It’s unfortunate that The Medium’s narrative doesn’t shine because a solid story dragged me through the uninspired gameplay. While Marianne communicates with the dead, she occasionally has to solve simple puzzles, e.g. For example, divert power to a car lift or find the missing parts on a broken mirror. Unfortunately, only a small handful of these puzzles ask the player to look for clever solutions. For example, I enjoyed looking for clues around me to decipher the passcode for a locked door, but most of the time I felt like I was doing grunt work and lugging random items from one end of the area to the other, so I could put them back where they obviously belong.
The only unique element of the medium is dealing with the spiritual realm. At certain points in the story, Marianne inhabits the real world and the spirit world at the same time. During these sequences, the screen splits in half to show Marianne’s position in each area. A space that is blocked in the real world can be open in the spiritual realm, which encourages you to carefully explore both realities and find a way forward. This is a nice idea, and I enjoyed manipulating objects in one area to affect the other. But even in the mental realm, most of the puzzles boil down to putting objects back in their proper place. The realm of the ghosts is also incredibly monotonous, and its overtly grotesque design has diminished my enthusiasm for crossing realities. I love a good, creepy atmosphere, but the medium’s environments are just grotesque environments made of human skin and not places of terrorism.
Like many modern horror games, The Medium eschews traditional combat mechanics to heighten fear – but that’s not enough to add tension. The medium sets the stage for some daunting moments, but often doesn’t deliver results. For example, Marianne occasionally comes across a powerful animal that forces her to either run or hide. These moments seem exciting at first, but the monster is so easy to get around that it quickly no longer feels like a threat. The stealth sequences are especially disappointing because they’re so linear that there’s no question of where to hide yourself. These moments are more like tests of patience waiting for the monster to move on so you can sneak your way to the next hiding place.

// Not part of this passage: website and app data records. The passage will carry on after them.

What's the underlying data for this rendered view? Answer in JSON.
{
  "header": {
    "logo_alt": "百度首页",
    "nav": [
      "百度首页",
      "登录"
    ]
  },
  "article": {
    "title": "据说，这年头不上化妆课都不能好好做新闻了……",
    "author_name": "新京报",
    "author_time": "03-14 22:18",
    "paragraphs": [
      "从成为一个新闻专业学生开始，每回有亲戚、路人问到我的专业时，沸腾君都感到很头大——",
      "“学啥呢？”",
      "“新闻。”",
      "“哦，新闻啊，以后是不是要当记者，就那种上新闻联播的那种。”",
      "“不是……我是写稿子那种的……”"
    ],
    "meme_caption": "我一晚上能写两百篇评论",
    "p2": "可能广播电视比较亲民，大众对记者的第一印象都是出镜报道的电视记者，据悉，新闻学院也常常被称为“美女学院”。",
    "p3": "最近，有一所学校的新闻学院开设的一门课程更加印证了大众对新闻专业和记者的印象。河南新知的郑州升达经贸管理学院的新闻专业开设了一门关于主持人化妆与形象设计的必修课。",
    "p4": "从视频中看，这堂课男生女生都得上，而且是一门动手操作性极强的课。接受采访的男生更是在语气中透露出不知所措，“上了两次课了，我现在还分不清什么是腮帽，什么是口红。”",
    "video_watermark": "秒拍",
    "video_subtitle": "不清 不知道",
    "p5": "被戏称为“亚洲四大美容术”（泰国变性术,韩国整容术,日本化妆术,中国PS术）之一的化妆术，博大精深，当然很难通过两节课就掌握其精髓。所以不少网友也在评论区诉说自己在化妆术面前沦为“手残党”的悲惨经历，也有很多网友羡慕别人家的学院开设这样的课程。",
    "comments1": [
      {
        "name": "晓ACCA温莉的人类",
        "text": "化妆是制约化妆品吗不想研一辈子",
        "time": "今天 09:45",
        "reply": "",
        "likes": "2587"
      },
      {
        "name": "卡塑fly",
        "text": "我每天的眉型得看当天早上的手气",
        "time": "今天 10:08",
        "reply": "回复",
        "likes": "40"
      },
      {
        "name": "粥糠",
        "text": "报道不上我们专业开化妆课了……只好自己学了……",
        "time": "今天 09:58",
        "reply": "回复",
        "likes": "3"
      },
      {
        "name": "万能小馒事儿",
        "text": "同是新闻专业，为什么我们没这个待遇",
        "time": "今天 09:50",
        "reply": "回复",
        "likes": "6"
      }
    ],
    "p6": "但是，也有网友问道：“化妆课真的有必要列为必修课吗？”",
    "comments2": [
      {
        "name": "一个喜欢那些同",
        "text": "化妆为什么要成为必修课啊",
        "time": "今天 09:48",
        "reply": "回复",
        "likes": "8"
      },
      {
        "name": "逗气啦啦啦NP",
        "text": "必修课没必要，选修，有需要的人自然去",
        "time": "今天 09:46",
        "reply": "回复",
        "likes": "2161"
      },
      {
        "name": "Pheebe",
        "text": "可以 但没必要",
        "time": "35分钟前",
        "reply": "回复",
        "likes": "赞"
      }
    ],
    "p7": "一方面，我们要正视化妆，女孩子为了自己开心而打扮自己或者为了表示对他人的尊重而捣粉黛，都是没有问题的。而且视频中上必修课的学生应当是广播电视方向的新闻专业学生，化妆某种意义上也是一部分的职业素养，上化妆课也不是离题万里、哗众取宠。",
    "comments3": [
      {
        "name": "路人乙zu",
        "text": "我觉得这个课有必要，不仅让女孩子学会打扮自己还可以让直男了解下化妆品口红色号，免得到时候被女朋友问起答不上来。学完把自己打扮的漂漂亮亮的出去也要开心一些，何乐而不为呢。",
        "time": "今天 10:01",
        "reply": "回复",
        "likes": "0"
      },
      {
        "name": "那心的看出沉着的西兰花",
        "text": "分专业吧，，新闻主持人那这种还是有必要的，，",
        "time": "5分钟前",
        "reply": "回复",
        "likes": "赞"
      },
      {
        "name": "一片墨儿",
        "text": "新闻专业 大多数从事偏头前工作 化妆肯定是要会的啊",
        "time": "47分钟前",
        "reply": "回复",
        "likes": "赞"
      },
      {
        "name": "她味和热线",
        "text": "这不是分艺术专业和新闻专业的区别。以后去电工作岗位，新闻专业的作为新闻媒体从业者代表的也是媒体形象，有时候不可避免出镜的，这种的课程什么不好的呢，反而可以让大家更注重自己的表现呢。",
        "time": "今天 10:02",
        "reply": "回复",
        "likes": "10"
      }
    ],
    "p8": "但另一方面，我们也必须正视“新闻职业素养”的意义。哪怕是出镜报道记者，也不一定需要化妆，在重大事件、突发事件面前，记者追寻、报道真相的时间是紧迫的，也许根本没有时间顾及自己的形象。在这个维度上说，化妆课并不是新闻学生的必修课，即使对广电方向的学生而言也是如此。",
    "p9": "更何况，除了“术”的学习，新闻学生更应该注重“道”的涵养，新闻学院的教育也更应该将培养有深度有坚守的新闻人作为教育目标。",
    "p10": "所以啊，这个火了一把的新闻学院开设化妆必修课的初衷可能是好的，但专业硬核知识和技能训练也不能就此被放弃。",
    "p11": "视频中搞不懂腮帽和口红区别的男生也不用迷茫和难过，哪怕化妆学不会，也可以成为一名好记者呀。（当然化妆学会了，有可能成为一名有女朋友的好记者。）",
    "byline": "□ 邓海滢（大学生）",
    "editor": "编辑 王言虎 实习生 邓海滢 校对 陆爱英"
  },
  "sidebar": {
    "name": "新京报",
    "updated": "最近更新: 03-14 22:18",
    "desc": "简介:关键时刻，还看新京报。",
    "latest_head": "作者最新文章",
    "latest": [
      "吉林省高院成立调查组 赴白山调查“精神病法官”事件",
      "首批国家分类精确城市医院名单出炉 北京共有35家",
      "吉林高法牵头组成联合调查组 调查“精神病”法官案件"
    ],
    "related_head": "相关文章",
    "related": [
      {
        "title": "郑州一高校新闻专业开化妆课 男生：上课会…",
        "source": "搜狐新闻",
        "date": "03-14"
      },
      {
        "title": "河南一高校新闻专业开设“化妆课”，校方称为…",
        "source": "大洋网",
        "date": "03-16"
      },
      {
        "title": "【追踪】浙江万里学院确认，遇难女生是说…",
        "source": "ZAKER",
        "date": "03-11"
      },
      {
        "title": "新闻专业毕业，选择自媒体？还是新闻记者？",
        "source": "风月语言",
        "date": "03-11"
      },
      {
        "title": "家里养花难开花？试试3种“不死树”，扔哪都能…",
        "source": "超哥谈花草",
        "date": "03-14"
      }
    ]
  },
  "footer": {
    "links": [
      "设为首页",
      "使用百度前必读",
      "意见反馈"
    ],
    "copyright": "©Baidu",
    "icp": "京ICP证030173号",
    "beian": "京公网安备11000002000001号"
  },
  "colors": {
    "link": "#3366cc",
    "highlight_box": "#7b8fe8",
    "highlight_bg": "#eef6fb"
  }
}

Some of the best horror games of the last decade have offered non-combat horrors. After all, abandoned buildings are scarier when you can’t push back against the shadows. The medium’s lack of struggle, however, underscores the challenge of creating a horror experience in the atmosphere and puzzles. The idea of exploring split realities is neat, but the Bloober team needed another gameplay hook to hang their hat on as this horror show is a bit flat.